If "writing a book is like climbing Mt. Everest," as the author remarks in his acknowledgements, then the tiny fragment of us who have actually experiIf "writing a book is like climbing Mt. Everest," as the author remarks in his acknowledgements, then the tiny fragment of us who have actually experienced the world's highest mountain top can nod our heads in approval. This may or may not include Horan himself. Horan may not have witnessed the life cycles and growth habits of many of the trees he visits in his book, and he may not have delved very deeply into researching the famous folks he talks about, but one thing is for certain: he successfully fills many baggies full of tree seeds to take home.
Horan's goal, as it seems, is less about gathering information and experience on trees and people than it is about taking something from them (the seeds) for himself. The self-proclaimed postcard nut, who wishes there was a tree that grew postcards instead of seeds so that he could name it after himself, stops at almost nothing to collect seeds. (Albeit, he does stop at the gift shop on occasion.)While scouring the forest floor with a golf club, looking for acorns in March, he explains "I had chosen a seven iron because I figured a seven would give me enough angle and leverage to slice into the leaves..."
On another occasion, "Doing what I was doing- gathering eucalyptus seeds for planting-would have been considered tantamount to arson in some Californian communities. In no time my baggy was full, and we were walking slowly across the grounds..."

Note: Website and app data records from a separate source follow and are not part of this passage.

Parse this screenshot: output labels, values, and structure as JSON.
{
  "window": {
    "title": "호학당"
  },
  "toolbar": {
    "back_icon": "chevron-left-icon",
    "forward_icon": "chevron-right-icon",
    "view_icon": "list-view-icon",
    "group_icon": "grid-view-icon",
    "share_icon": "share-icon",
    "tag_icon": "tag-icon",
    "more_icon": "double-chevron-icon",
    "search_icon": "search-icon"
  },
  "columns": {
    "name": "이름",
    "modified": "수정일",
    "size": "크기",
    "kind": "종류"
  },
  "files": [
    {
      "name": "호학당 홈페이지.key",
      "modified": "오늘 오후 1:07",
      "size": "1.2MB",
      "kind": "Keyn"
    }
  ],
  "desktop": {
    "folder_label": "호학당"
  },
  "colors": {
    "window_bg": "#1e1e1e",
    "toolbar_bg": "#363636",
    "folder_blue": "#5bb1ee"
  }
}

As if his consideration for the ecosystems he tours is not lacking enough, he also spreads misinformation about trees themselves: "And because sycamore is the only common tree (along with field maple and lime) with insect-pollinated flowers, it is a vital source of pollen and nectar for bees- and a major allergy season irritant." Thousands of tree species,some of them major food crops, rely on insects for pollination. Furthermore, it is not these species but the ones that rely on wind for pollination which cause allergy irritation.
Horan gives the same loose regard to the people in his book. It's no surprise that he is always disappointed when he sees a park ranger without a quintessential wide-brim hat, or when he is less entertained by a tour of Thomas Jefferson's estate than by watching an HBO sitcom in his car in the parking lot.
What is surprising is that in the end, Horan is able to grow the seeds into seedlings. He also makes a connection with someone who is genuinely interested in raising them to create an arboretum. Though his book was not a great read, Horan's quest seemed to end in some degree of success.
Oleander shines when she is waxing romantic about Florida, and when she is peering into the mind of one of Florida's most infamous plant collectors. IOleander shines when she is waxing romantic about Florida, and when she is peering into the mind of one of Florida's most infamous plant collectors. I was transported by her accounts of famous plant explorers of the past too. I expected the main plot in her narrative to unravel more readily. Exactly how did the orchids get stolen, and what actions led up to this? I think that knowing this would have revealed some thematic truths about Laroche and everyone else involved in a less subjective way. I wasn't too invested in the author's quest to see the ghost orchid either, as she gives no reason why she is so resolute to that end. The fact that she is still trudging through the swamps in the final pages makes no sense to me. I suppose it's the journey that counts in the end?...more